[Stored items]
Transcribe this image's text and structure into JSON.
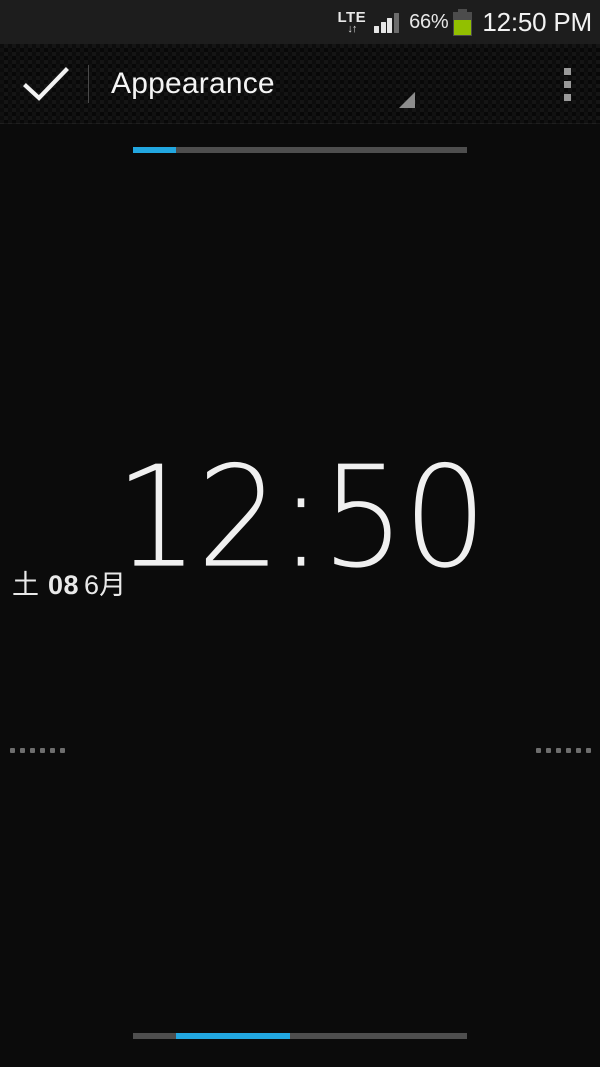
{
  "statusbar": {
    "network_type": "LTE",
    "network_arrows": "↓↑",
    "signal_bars_total": 4,
    "signal_bars_active": 3,
    "battery_percent_label": "66%",
    "battery_percent_value": 66,
    "battery_color": "#92c000",
    "clock": "12:50 PM"
  },
  "actionbar": {
    "done_icon": "check-icon",
    "title": "Appearance",
    "spinner_icon": "dropdown-triangle-icon",
    "overflow_icon": "overflow-menu-icon"
  },
  "indicators": {
    "accent_color": "#22a7e0",
    "track_color": "#4e4e4e",
    "top": {
      "name": "appearance-page-indicator",
      "segment_start_pct": 0,
      "segment_width_pct": 13
    },
    "bottom": {
      "name": "style-page-indicator",
      "segment_start_pct": 13,
      "segment_width_pct": 34
    }
  },
  "widget": {
    "time": "12:50",
    "date": {
      "day_of_week": "土",
      "day": "08",
      "month": "6月"
    },
    "grip_dots_count": 6
  }
}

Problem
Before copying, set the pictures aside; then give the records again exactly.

Answer section
Transcribe this image's text and structure into JSON.
{
  "statusbar": {
    "network_type": "LTE",
    "network_arrows": "↓↑",
    "signal_bars_total": 4,
    "signal_bars_active": 3,
    "battery_percent_label": "66%",
    "battery_percent_value": 66,
    "battery_color": "#92c000",
    "clock": "12:50 PM"
  },
  "actionbar": {
    "done_icon": "check-icon",
    "title": "Appearance",
    "spinner_icon": "dropdown-triangle-icon",
    "overflow_icon": "overflow-menu-icon"
  },
  "indicators": {
    "accent_color": "#22a7e0",
    "track_color": "#4e4e4e",
    "top": {
      "name": "appearance-page-indicator",
      "segment_start_pct": 0,
      "segment_width_pct": 13
    },
    "bottom": {
      "name": "style-page-indicator",
      "segment_start_pct": 13,
      "segment_width_pct": 34
    }
  },
  "widget": {
    "time": "12:50",
    "date": {
      "day_of_week": "土",
      "day": "08",
      "month": "6月"
    },
    "grip_dots_count": 6
  }
}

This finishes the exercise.